#### Task objective
Your answer should be every line of the entries that has the string "title" in it.

#### Material supplied

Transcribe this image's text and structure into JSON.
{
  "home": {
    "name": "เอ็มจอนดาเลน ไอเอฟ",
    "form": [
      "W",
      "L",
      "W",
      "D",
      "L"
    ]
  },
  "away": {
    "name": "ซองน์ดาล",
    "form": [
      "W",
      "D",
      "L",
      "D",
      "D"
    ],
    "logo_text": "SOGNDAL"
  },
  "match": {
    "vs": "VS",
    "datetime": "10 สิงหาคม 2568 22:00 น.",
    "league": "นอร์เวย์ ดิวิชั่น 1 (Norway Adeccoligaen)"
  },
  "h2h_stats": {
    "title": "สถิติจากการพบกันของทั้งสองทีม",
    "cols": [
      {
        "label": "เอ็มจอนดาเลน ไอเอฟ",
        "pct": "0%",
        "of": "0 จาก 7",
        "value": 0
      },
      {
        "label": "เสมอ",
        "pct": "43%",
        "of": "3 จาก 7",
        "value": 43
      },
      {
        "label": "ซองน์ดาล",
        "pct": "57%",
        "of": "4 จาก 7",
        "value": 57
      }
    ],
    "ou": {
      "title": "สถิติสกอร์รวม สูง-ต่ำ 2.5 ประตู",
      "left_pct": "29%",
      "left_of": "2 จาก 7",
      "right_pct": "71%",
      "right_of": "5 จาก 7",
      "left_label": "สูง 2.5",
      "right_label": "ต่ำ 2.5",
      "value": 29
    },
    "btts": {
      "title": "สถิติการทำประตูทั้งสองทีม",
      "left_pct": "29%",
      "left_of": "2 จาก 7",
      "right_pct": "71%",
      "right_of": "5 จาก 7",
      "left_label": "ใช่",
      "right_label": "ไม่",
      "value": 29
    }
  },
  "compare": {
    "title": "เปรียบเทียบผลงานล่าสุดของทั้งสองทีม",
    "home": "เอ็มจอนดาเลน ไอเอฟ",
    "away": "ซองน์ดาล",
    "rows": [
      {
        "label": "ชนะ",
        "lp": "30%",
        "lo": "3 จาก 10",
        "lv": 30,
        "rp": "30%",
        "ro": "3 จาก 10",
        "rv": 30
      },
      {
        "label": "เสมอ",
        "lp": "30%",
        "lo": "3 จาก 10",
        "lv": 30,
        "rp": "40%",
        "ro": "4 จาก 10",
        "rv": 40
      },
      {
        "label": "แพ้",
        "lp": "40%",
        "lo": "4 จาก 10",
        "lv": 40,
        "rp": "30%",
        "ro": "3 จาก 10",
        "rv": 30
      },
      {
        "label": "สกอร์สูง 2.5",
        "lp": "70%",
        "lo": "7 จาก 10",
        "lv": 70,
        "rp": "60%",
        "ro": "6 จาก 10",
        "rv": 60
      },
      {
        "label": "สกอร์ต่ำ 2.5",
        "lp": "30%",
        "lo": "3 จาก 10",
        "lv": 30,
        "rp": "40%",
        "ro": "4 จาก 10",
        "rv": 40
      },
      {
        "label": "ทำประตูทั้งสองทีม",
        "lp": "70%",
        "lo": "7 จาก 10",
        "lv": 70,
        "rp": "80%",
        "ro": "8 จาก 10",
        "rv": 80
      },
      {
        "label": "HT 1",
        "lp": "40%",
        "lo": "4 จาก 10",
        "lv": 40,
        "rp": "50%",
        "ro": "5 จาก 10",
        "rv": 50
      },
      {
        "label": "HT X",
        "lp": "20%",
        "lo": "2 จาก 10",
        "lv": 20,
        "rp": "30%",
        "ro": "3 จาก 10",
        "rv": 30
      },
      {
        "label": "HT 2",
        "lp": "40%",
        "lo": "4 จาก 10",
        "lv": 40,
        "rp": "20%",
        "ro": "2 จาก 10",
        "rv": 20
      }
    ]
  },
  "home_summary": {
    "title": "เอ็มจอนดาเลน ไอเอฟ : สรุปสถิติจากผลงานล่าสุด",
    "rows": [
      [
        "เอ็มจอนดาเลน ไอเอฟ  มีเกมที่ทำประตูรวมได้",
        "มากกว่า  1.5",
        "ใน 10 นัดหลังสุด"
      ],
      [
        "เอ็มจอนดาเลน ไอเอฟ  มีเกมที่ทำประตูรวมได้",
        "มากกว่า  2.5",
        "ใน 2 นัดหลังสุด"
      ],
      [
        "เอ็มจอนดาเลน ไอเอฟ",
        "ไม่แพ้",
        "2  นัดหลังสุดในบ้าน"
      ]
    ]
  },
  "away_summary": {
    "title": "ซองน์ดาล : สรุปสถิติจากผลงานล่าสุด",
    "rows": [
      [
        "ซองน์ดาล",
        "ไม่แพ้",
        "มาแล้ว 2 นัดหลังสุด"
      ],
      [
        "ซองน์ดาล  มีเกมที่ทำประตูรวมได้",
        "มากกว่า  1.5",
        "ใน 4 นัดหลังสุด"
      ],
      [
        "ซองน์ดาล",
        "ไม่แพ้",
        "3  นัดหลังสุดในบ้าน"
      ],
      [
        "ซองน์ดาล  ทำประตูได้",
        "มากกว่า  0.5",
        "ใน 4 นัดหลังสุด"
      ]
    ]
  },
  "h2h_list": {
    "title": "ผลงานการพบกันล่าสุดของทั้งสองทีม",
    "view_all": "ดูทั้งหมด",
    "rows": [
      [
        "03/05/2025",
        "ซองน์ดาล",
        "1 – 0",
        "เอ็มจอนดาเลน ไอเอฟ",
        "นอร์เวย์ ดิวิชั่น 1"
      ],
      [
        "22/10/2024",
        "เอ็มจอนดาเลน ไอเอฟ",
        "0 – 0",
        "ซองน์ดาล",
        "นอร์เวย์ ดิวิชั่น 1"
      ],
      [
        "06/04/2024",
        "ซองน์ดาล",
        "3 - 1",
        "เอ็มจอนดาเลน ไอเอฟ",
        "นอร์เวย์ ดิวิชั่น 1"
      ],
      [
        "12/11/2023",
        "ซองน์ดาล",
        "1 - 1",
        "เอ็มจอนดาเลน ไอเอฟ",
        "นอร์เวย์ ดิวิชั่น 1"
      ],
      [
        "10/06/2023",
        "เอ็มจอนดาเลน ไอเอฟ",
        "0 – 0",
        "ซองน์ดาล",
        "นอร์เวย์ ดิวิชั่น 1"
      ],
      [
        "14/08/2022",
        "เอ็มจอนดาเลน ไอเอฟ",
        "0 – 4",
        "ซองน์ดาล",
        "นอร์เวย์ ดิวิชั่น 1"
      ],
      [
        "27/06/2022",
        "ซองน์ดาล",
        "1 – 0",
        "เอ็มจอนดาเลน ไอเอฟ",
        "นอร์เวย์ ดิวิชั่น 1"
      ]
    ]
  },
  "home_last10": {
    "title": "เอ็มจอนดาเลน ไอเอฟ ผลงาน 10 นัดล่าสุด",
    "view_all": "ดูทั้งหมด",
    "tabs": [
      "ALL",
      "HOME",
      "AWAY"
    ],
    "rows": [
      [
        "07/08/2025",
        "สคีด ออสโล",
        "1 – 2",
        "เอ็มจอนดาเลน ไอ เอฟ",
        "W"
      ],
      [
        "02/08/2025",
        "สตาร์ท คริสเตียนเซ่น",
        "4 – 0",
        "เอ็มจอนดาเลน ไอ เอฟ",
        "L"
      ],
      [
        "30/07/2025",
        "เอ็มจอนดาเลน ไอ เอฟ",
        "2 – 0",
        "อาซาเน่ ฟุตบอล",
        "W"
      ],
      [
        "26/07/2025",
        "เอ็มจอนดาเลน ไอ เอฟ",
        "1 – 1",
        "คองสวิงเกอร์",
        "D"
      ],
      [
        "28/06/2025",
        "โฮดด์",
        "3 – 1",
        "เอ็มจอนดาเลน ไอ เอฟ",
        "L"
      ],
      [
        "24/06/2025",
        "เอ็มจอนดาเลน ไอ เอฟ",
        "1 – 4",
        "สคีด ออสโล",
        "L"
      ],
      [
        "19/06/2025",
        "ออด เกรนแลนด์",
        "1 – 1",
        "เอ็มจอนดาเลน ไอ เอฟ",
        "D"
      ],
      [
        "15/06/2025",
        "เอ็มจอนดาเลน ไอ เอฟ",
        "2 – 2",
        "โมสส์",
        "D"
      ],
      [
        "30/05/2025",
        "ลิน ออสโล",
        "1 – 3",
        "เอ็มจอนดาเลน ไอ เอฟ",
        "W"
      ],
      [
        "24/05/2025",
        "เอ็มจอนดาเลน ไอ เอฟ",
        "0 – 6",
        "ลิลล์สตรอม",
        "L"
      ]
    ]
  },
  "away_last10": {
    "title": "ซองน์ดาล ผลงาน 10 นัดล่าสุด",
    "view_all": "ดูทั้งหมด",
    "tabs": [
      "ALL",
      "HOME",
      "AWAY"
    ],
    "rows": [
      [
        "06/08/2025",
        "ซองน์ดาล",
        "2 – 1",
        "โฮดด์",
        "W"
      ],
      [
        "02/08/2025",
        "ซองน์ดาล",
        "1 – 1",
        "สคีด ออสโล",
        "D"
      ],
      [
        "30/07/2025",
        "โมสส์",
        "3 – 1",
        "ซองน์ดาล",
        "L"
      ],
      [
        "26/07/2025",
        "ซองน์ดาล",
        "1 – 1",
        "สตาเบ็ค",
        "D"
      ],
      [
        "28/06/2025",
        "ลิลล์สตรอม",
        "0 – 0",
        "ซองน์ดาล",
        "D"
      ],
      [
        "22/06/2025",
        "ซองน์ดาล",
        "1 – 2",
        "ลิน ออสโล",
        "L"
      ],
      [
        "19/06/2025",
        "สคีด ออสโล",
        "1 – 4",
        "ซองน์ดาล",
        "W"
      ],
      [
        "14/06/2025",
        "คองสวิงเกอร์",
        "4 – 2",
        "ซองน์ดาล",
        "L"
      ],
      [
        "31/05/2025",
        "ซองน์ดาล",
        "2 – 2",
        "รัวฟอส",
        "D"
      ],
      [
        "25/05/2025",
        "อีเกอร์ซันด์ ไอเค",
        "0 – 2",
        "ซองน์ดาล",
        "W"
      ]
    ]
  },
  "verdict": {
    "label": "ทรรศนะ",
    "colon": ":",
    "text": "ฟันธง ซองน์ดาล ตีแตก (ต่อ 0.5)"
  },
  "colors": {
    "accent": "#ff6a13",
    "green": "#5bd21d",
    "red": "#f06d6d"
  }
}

#### Answer box
    "title": "สถิติจากการพบกันของทั้งสองทีม",
      "title": "สถิติสกอร์รวม สูง-ต่ำ 2.5 ประตู",
      "title": "สถิติการทำประตูทั้งสองทีม",
    "title": "เปรียบเทียบผลงานล่าสุดของทั้งสองทีม",
    "title": "เอ็มจอนดาเลน ไอเอฟ : สรุปสถิติจากผลงานล่าสุด",
    "title": "ซองน์ดาล : สรุปสถิติจากผลงานล่าสุด",
    "title": "ผลงานการพบกันล่าสุดของทั้งสองทีม",
    "title": "เอ็มจอนดาเลน ไอเอฟ ผลงาน 10 นัดล่าสุด",
    "title": "ซองน์ดาล ผลงาน 10 นัดล่าสุด",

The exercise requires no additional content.